In an interview with Bloomberg, Dangote explained that he would look into buying Arsenal once construction had been completed on his oil refinery, which is set to become operational this year.
He said: “It is a team that yes I would like to buy some day, but what I keep saying is we have $20billion worth of projects and that’s what I really want to concentrate on.
“I’m trying to finish building the company and then after we finish, maybe some time in 2021 we can. I’m not buying Arsenal right now, I’m buying Arsenal when I finish all these projects, because I’m trying to take the company to the next level.”
Following Arsenal’s involvement in the failed European Super League, calls for the club’s owner Stan Kroenke to sell have intensified, with fans calling for Dangote to purchase the club.
Who is he?
The 64-year-old has been dubbed Africa’s richest man and he is a passionate Arsenal supporter.
Dangote started his own business at the age of 21, launching the Dangote Group after he received a loan from his uncle.
The business initially traded in imported commodities like rice and vegetable oil but he soon diversified into infrastructure, oil and gas and consumer goods.
How has he made his money?
Earlier this year, Forbes estimated that Dangote was worth $12.1 billion (£8.7 billion), an increase of $2 billion (£1.4 billion) from last year.
The vast majority of his fortune comes from his cement business, with Dangote Cement producing 45.6m metric tons of the stuff each year.
He has also turned his attention to oil, with the Dangote refinery expected to be one of the largest oil refineries in the world once construction is complete.

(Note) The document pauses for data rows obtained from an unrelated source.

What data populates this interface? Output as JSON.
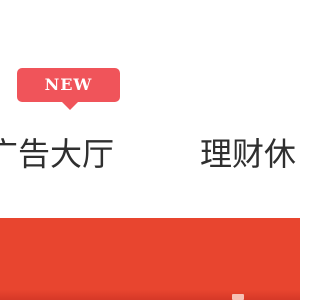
{
  "nav": {
    "badge": "NEW",
    "items": [
      {
        "label": "广告大厅"
      },
      {
        "label": "理财休"
      }
    ]
  },
  "colors": {
    "badge_bg": "#f0545a",
    "banner_bg": "#e8452f",
    "nav_text": "#2f2f2f"
  }
}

What else has he said about Arsenal?
Back in 2015, Dangote spoke about his attempt to purchase Lady Nina Bracewell-Smith’s stake in the club, which she sold to Kroenke in 2011.
He said: “There were a couple of us who were rushing to buy, and we thought with the prices then, the people who were interested in selling were trying to go for a kill.

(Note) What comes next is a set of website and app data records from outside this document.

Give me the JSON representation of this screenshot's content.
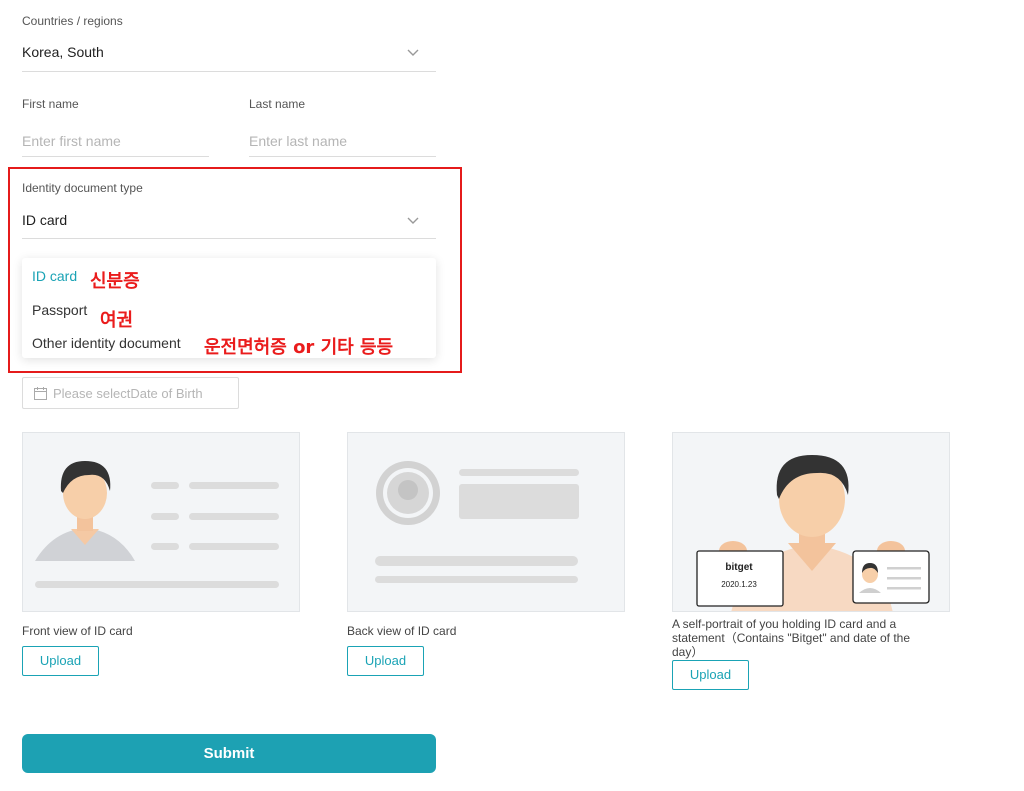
{
  "country": {
    "label": "Countries / regions",
    "value": "Korea, South"
  },
  "first_name": {
    "label": "First name",
    "placeholder": "Enter first name"
  },
  "last_name": {
    "label": "Last name",
    "placeholder": "Enter last name"
  },
  "doc_type": {
    "label": "Identity document type",
    "value": "ID card",
    "options": [
      {
        "label": "ID card",
        "annotation": "신분증",
        "selected": true
      },
      {
        "label": "Passport",
        "annotation": "여권"
      },
      {
        "label": "Other identity document",
        "annotation": "운전면허증 or 기타 등등"
      }
    ]
  },
  "dob": {
    "placeholder": "Please selectDate of Birth"
  },
  "uploads": [
    {
      "caption": "Front view of ID card",
      "button": "Upload"
    },
    {
      "caption": "Back view of ID card",
      "button": "Upload"
    },
    {
      "caption": "A self-portrait of you holding ID card and a statement（Contains \"Bitget\" and date of the day）",
      "button": "Upload",
      "card_text": "bitget",
      "card_date": "2020.1.23"
    }
  ],
  "submit_label": "Submit",
  "colors": {
    "accent": "#1da1b3",
    "annotation": "#ea1c1c"
  }
}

“We backtracked, because we were very busy doing other things, especially our industrialisation. When we get this refinery on track, I will have enough time and enough resources to pay what they are asking for.”
In 2016, Dangote added: “It’s not about buying Arsenal and just continuing with business as usua. It’s about buying Arsenal and turning it around.
“I’ve run a very successful business and I think I can also run a very successful team. Right now, with what we’re facing, over $20billion of projects, I cannot do both.
“There’s no doubt [I’ll buy Arsenal], it’s not a problem of money. The issue is that we have more challenging headwinds. I need to get those out the way first and start having tailwinds. Then I’ll focus on this.”
He then reiterated his desire to purchase Arsenal in 2017, saying: “I don’t want to go after Arsenal until I deliver the refinery. Once I deliver, I will go after Arsenal.
“At the moment we are a little bit off track. We didn’t really realise that we were going to need almost 70 million cubic meters of sand. But we are catching up, and I’m sure we’ll be able to deliver it by the last quarter of 2017.”